* **YOUR TASK**
Look for the word "value" in the entries and copy every line where it shows up.

RECORD EXTRACTS Start Marker

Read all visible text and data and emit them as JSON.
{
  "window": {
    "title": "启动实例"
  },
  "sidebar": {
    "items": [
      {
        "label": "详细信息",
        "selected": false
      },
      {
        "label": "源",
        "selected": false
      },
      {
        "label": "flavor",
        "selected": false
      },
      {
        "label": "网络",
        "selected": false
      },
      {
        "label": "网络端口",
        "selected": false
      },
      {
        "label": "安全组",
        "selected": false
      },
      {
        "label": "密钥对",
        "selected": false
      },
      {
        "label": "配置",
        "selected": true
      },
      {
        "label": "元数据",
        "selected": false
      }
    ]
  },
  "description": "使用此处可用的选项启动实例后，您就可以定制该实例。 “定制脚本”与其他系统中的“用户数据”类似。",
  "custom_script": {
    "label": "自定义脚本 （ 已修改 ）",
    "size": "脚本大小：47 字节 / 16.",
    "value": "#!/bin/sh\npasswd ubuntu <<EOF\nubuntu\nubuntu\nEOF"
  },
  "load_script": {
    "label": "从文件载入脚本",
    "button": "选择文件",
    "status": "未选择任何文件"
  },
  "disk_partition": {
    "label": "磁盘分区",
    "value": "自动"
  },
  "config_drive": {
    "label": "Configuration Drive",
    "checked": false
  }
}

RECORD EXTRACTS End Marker

* **ANSWER AREA**
    "value": "#!/bin/sh\npasswd ubuntu <<EOF\nubuntu\nubuntu\nEOF"
    "value": "自动"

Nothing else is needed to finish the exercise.